in like manner, and in rear of the Eighty-fourth Illinois, deployed in line of battle. We rested here, I should think, over half an hour, when we were moved to the left and formed at nearly right angles with our former position, and facing a little east of north, in a corn-field just east of the Rossville road; we were on the extreme left of the brigade, with the Twenty-fourth Ohio on our right. The enemy were attempting to turn our left and were delivering a hot fire in front of our position, when our batteries in the field opened upon the rebels (I suppose, though I then thought I then thought the mistook my regiment for the enemy), but firing too low they killed and wounded numbers of my men and officers, among them Captain Bense, senior captain and acting major, and Lieutenant Cormany. It was a trying position, the enemy's fire in our front and our own in the rear, and more danger in retiring than in remaining. At length the fire of the battery ceased, and I moved my regiment by the right flank to a little hollow, near where we reformed, and were then placed on the right of the Twenty-fourth Ohio, and between that regiment and the regular brigade, my left a little retired from my former direction, and a part of my front covered by one of the regiments of our brigade. WE here mat the full force of the enemy's advancing column and were forced back in some confusion, but rallied and drove the enemy. The pursuit was broken and irregular on the part of all our troops, who, however, inflicted severe punishment on the flying rebels. My regiment became divided and in retiring a portion, with some of my officers, got to eh west side of the Rossville road and were for some time separated from me.
When I returned from the pursuit, I reformed on the right of a portion of the Sixteenth Regulars at the breastworks to the right of my last position and was joined by a portion of the Eighty-fourth Illinois, under Captain Ervin, and a few of the Twenty-fourth Ohio, with Lieutenant Kies and the colors of their regiment.

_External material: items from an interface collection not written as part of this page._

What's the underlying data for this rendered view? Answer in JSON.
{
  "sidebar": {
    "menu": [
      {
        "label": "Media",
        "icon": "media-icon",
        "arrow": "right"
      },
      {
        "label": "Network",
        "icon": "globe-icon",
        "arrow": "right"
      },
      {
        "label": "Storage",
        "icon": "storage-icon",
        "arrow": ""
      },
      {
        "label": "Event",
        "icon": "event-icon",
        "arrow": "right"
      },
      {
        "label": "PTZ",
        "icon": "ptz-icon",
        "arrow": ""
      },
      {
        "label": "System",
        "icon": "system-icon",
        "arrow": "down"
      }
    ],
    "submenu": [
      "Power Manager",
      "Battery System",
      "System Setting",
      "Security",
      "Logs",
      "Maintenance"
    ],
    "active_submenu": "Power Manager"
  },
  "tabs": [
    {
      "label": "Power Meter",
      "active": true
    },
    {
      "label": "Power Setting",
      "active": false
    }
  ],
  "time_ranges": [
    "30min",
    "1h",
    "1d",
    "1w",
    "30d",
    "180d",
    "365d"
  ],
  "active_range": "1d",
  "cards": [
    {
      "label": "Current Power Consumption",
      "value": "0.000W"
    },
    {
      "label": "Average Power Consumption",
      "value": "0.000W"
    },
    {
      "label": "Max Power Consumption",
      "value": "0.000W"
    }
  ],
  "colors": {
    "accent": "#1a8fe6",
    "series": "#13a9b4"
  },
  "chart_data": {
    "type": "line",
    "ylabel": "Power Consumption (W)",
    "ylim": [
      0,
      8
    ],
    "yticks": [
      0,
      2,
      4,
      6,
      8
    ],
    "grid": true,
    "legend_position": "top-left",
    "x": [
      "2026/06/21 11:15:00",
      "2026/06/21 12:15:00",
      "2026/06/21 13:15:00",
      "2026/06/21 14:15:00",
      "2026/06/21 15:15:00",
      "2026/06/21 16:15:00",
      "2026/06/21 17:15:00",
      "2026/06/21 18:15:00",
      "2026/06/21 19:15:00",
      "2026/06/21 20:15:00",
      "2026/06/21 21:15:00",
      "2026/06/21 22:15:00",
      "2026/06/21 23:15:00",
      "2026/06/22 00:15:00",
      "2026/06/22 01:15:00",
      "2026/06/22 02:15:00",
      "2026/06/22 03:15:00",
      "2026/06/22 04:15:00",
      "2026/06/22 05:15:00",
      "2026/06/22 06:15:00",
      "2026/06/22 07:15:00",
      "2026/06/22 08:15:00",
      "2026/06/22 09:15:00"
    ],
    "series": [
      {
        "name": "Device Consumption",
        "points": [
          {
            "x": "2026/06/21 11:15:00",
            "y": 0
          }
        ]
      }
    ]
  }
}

WE remained there until the brigade was reformed under your direction and moved to the right in support of Reynolds' troops, and, though under fire more or less all the time until we were retired from the field, were not again actively engaged. WE retired in good order under a heavy cross-fire of the enemy's artillery, losing but 1 man, and camped with the brigade at Rossville.
Witch a single exception the behavior of my officers was all that could be desired. I would especially mention Captain Bense, acting major; Captains Thatcher and Russell, and Lieutenants Choate, Irwin, Lewis, Meline, and Glisan, whose gallantry was conspicuous. Lieutenant McLean, after behaving badly on the field, absented himself on Sunday morning and did not return until Monday afternoon.
I placed him in arrest, and have preferred charges against him.
Among the non-commissioned officers and privates, instance of gallant conduct were numerous, but space prevents their mention. During the whole of the two days' fight the men suffered severely from the want of water.
I am happy to be able to report my regiment in fine condition and good spirits.
I annex herewith a statement in detail of all casualties* in my command.
S. C. ERWIN,
Major 6th Ohio Vol. Inf. Comdg. Regt.
Colonel W. GROSE, Commanding Third Brigade.
*Embodied in revised statement, p. 176.